There’s a new beta for Flash Player 10 (Astro) available for Windows, Mac, and — you guessed it — Linux. Go get it in the lab. This beta is a big deal since it finally contains an important, oft-requested feature. I refer of course to Turkish localization.
I’d like to give a shout out to my Turkish open source pal, İsmail. We didn’t forget about you!
Oh yeah, this beta also introduces some other features that may be of interest to some people. There’s this thing called windowless mode, a.k.a. wmode, a.k.a. transparency, a.k.a. proper stacking order, a.k.a. DHTML/JS menus unroll over a SWF vs. under, such as on the main Adobe website:
A.k.a. fullscreen Flash overlay ads! Yes! They’re on Linux now. Let me tell you, I have never been so happy to see one as when I first got one to work in Linux. I suspect the novelty will wear off rather soon.
To be clear, there are 3 major modes for SWFs embedded in webpages: 1) Windowed mode, which is the only one supported by the Linux Flash Player up to this point; 2) windowless/transparent mode; 3) windowless/opaque mode. CommunityMX has this great, simple page that illustrates the differences between the 3 modes. (There are also 2 new wmodes introduced in Astro — direct and gpu — that are already supported in Linux where allowed by hardware.)
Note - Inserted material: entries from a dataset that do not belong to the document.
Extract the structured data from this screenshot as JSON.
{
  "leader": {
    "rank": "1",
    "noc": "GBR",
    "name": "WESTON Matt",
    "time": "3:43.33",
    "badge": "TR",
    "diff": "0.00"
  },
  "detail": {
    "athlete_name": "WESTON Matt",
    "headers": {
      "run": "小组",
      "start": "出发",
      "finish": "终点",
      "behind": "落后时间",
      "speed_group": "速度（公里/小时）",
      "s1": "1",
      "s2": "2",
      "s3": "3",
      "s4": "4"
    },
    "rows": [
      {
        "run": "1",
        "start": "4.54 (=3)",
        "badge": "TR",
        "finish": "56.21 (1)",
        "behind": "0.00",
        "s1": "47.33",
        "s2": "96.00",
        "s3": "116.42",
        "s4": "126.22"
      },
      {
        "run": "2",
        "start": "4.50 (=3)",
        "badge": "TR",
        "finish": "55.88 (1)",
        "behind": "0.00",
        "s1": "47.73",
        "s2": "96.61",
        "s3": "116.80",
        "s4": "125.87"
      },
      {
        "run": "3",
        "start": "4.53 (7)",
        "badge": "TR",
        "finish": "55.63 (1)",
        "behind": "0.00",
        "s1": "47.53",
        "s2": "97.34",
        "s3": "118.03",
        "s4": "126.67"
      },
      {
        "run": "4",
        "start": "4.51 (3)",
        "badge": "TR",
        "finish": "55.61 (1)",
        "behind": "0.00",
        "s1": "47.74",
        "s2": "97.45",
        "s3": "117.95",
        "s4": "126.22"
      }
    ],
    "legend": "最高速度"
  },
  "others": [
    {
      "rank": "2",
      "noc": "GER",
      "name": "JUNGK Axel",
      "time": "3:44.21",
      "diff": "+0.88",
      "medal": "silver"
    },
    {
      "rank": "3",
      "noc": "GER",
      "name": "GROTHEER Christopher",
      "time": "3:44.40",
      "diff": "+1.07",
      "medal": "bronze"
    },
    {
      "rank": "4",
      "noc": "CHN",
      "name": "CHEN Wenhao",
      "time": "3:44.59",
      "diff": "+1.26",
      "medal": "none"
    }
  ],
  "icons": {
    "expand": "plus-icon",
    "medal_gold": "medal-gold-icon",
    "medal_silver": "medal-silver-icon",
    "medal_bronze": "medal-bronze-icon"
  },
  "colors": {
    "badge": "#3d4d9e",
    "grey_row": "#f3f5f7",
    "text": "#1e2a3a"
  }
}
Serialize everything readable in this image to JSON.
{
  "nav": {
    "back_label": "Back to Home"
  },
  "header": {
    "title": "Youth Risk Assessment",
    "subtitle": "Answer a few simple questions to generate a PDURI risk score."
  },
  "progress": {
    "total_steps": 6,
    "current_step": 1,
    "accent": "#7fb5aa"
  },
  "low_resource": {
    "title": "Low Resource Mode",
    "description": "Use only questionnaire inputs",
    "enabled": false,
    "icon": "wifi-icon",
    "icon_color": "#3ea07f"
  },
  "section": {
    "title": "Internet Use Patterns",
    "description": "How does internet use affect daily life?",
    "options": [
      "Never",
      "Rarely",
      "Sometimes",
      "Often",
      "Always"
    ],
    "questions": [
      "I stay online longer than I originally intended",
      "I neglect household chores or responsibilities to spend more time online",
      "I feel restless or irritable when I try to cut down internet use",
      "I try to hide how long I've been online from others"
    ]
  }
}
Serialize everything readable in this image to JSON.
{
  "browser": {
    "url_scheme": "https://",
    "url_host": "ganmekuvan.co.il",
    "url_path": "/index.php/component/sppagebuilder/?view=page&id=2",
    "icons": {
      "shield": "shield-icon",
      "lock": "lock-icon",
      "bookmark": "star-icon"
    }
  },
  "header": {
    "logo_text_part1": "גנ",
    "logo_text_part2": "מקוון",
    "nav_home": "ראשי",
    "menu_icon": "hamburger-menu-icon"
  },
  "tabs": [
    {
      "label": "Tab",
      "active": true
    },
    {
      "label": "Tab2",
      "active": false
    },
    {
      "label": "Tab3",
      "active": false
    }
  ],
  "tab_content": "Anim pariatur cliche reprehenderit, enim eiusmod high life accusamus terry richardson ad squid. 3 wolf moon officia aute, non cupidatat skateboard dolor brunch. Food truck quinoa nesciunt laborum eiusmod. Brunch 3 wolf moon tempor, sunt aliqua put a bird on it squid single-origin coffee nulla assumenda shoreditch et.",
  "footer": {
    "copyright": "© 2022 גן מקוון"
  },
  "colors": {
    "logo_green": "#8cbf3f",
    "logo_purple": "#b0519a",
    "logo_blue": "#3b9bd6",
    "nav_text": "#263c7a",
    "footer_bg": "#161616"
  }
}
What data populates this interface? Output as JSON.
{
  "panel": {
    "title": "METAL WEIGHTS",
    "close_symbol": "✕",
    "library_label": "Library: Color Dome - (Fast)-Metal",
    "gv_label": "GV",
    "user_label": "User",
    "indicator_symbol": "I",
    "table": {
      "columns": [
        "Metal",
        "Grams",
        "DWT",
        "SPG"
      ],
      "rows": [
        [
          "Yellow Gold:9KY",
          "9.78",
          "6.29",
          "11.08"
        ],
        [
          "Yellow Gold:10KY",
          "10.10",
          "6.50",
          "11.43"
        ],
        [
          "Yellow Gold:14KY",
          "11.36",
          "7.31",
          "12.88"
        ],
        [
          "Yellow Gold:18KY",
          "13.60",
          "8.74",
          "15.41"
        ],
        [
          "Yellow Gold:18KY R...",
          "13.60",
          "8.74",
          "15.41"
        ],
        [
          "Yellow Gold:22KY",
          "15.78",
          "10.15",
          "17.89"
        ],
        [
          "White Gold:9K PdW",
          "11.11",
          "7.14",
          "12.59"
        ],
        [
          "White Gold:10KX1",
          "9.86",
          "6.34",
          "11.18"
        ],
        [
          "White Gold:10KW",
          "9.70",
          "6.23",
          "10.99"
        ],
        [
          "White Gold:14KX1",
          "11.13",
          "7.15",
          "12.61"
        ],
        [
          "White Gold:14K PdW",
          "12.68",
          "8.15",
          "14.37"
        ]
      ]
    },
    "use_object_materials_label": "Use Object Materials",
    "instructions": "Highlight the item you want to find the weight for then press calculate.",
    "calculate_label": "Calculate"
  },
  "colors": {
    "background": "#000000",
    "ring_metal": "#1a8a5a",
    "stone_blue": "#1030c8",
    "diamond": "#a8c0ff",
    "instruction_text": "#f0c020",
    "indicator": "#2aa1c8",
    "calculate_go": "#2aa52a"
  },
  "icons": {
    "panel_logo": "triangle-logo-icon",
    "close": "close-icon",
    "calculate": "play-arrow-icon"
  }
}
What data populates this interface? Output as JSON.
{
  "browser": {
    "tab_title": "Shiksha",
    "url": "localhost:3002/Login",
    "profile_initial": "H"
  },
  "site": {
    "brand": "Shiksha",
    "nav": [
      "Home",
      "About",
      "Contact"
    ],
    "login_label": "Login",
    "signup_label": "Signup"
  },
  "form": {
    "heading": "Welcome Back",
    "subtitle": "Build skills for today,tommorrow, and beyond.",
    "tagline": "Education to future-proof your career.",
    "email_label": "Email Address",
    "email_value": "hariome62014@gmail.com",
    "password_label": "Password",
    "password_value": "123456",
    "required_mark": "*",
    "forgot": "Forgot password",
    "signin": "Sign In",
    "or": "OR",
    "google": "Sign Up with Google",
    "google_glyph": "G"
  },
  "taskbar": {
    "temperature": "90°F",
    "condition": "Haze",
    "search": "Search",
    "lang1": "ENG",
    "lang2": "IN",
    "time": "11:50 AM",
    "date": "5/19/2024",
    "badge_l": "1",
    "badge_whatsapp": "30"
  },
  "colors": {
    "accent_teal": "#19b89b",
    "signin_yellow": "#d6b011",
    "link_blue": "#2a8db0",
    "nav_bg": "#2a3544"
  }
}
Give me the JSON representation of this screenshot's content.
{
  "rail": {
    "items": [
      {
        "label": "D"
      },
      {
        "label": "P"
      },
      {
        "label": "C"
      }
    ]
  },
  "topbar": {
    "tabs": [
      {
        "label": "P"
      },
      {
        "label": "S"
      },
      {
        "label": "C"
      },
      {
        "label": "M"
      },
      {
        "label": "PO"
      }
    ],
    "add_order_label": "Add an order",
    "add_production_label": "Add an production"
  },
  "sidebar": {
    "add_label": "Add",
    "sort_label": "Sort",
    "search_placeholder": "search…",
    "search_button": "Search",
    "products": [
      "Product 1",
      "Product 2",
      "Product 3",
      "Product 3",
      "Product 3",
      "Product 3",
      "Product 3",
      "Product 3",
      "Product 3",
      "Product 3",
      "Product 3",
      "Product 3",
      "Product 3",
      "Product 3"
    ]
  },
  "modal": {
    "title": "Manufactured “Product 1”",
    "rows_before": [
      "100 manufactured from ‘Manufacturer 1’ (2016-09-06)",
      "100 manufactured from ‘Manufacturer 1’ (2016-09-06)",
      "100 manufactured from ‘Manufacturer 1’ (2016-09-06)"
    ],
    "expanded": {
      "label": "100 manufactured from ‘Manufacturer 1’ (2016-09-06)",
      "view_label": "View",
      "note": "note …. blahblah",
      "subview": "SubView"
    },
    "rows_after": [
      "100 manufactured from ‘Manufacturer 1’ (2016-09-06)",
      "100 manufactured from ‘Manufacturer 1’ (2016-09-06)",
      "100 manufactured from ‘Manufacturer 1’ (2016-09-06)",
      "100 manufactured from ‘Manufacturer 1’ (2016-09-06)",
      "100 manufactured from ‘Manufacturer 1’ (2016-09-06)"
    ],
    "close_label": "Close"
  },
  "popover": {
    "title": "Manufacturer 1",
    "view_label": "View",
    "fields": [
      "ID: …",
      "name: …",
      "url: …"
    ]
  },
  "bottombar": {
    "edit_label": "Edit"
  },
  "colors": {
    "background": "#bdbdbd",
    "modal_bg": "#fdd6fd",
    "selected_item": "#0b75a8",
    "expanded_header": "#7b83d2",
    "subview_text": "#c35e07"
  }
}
Thanks to both the Firefox and Opera teams for their support in implementing wmode. That’s right– this feature will work on both Firefox and Opera on Linux. For Firefox, you must have version 3. For Opera (as of this writing), you will need
the latest beta of 9.50 Opera 9.50 release. Thanks also to Swfdec for implementing this feature concurrently, helping to attack wmode from many angles and bring Linux web browsing up to ~2002 standards.
Be advised that there are still some wmode-related problems, most notably this crash issue. Please report any other consistently crashing URLs.
Updated Camera Support (V4L2)
This Linux beta includes native support for the Video4Linux v2 (V4L2) camera API. When I started this journey 2 years ago, V4L2 was supposed to be the standard, but V4L1 still seemed to be used everywhere. The last 2 years have seen significant change in this regard and now V4L1 distros are nearly impossible to come by which, by extension, has made Flash’s camera support nigh useless on Linux. No more, since V4L2 is now supported. In fact, it is supported concurrently along with V4L1.
There is still some work to do on V4L2 and I will need some help with it. You might be able to help me with it, too. Details to come in a separate post.
Bonus! You can finally select from among multiple cameras installed on the system:
Oh hey, the dialog is localized in another new language: Swedish. Which brings me to…
Extended Language Support
In addition to Turkish, there are other new languages supported too. The complete list is (alphabetically by language code): Czech, German, English, Spanish, French, Italian, Japanese, Korean, Dutch, Polish, Portuguese, Russian, Swedish, Turkish, and Chinese.
Speed and Stability
Additionally, we are also working hard on speed (using a number of quality Linux profiling tools to identify and optimize hot spots) and stability (boom). To that latter point, do you know my favorite kind of crash bugs? The ones that occur consistently on a particular URL. Please let me know about those. The less useful reports are the ones about purely random crashes. While those are definitely irritating, any programmer will tell you that such reports are not especially helpful. Identifying consistent crashes goes a long way towards addressing the more random crashes as well.
Go. Get testing.